Meeting of January 31, 2012

Lee Meredith on “The Strategic Impact of Railroads in the Civil War”

man with arms akimbo

Lee Meredith

As we have studied the Civil War we have become aware of the major impact railroads had on the outcome of the war. Not even in existence 32 years before Bull Run, there were over 29,000 miles of track when the war started. The armies of McClellan, Lee, Grant, Sherman, and others could not have undertaken the massive movement of men and material without them. You can argue for Napoleon’s massive armies, however Napoleon fought on the relatively flat, cultivated open country of western Europe and Russia and not the mountainous, forested and wet lands of the eastern United States. Continue reading

Meeting of September 27, 2011

Bobb Hubbs on “Holly Springs—Grant’s Worst Nightmare?”

Bob’s presentation detailed the Holly Springs Raid and reviewed Grant’s greatest challenge. Grant’s strategy for the capture of Vicksburg and the final phase of the Anaconda Plan was introduced. The first campaign for the capture of Vicksburg and the ramifications of that effort was presented. What was Grant’s reaction to the incompetent response to the attack by Van Dorn and his cavalry and the capture of Holly Springs. Why of all of the events in Grant’s life would the Holly Springs Raid be worse than others? Continue reading

Meeting of August 14, 2011

Gary Yee on “Civil War Prisons – Interesting Prison Escapes”

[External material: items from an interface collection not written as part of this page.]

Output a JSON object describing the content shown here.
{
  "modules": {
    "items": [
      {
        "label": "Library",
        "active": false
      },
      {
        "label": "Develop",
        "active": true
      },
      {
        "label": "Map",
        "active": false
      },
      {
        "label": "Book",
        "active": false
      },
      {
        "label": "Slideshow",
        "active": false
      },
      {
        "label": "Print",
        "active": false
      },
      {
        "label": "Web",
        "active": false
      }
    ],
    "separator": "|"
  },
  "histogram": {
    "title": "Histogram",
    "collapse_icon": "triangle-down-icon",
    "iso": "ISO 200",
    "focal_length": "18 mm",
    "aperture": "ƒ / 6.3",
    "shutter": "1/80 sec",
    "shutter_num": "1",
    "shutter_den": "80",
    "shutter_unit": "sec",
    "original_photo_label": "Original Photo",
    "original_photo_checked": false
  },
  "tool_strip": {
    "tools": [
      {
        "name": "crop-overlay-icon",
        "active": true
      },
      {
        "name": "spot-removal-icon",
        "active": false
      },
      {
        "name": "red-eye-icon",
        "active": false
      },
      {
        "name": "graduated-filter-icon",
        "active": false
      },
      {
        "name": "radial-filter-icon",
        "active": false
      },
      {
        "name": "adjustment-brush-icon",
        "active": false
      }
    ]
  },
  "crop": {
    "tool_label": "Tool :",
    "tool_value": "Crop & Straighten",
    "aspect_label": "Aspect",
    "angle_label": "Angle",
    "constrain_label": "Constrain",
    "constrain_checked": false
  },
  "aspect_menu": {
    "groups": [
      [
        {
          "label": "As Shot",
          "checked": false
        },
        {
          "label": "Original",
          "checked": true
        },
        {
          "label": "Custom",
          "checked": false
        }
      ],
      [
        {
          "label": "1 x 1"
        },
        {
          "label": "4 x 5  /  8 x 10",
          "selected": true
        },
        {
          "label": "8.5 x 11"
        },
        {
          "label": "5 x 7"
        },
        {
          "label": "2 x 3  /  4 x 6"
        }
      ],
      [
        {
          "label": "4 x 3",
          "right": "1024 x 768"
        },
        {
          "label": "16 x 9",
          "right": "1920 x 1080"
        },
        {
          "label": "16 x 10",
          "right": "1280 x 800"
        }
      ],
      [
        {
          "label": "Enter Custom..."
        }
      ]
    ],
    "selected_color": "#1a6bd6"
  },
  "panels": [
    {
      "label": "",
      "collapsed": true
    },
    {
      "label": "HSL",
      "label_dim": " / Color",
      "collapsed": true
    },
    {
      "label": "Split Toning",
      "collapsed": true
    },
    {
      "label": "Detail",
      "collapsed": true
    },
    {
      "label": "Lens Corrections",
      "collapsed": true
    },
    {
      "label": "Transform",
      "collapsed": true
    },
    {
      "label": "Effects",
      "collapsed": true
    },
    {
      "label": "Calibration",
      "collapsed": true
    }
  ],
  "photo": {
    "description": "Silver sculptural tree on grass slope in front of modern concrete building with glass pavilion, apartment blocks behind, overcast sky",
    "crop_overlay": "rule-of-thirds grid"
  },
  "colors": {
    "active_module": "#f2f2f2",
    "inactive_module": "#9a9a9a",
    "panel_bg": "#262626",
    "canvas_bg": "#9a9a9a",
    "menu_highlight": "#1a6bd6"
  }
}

At this year’s picnic meeting in Los Gatos, Gary Yee described several of the more famous and infamous prison escapes performed by both Union and Confederate POWs. The presentation also included descriptions of the types of facilities used for prisons on both sides, along with how they were managed (or in most cases mis-managed). Gary described in detail the elaborate efforts POWs performed in escaping from their captivity. This most likely was Gary’s last SBCWRT presentation since he is moving to Colorado. Continue reading

Meeting of July 26, 2011

Tom McMahon on “The Wheel Becomes a Weapon of War, From Iron Age Cart to Iron Horse”

Tom McMahon’s maternal Irish grandfather was born the year the Civil War ended. Tom often wonders what life would have been for him if the military draft had reached his great grandfather in San Francisco. Tom’s dad, born in 1881 in Virginia City, Nevada, maintained locomotives for the Western Pacific Railroad. Tom is having a ball, searching and discovering.

Meeting of June 28, 2011

Dr. Libra Hilde on “Healing Bodies, Morale, and Memory: Female Nursing in the Civil War South”

Meeting description provided by Gary Yee:

Prof. Hilde’s book is being released by the Univ. of Virginia this coming February. There’s already another book on CW nurses, but the author whose name escapes me covers mostly the North. There’s a lot of presumption that the South did the same. That’s where Libra differs. Continue reading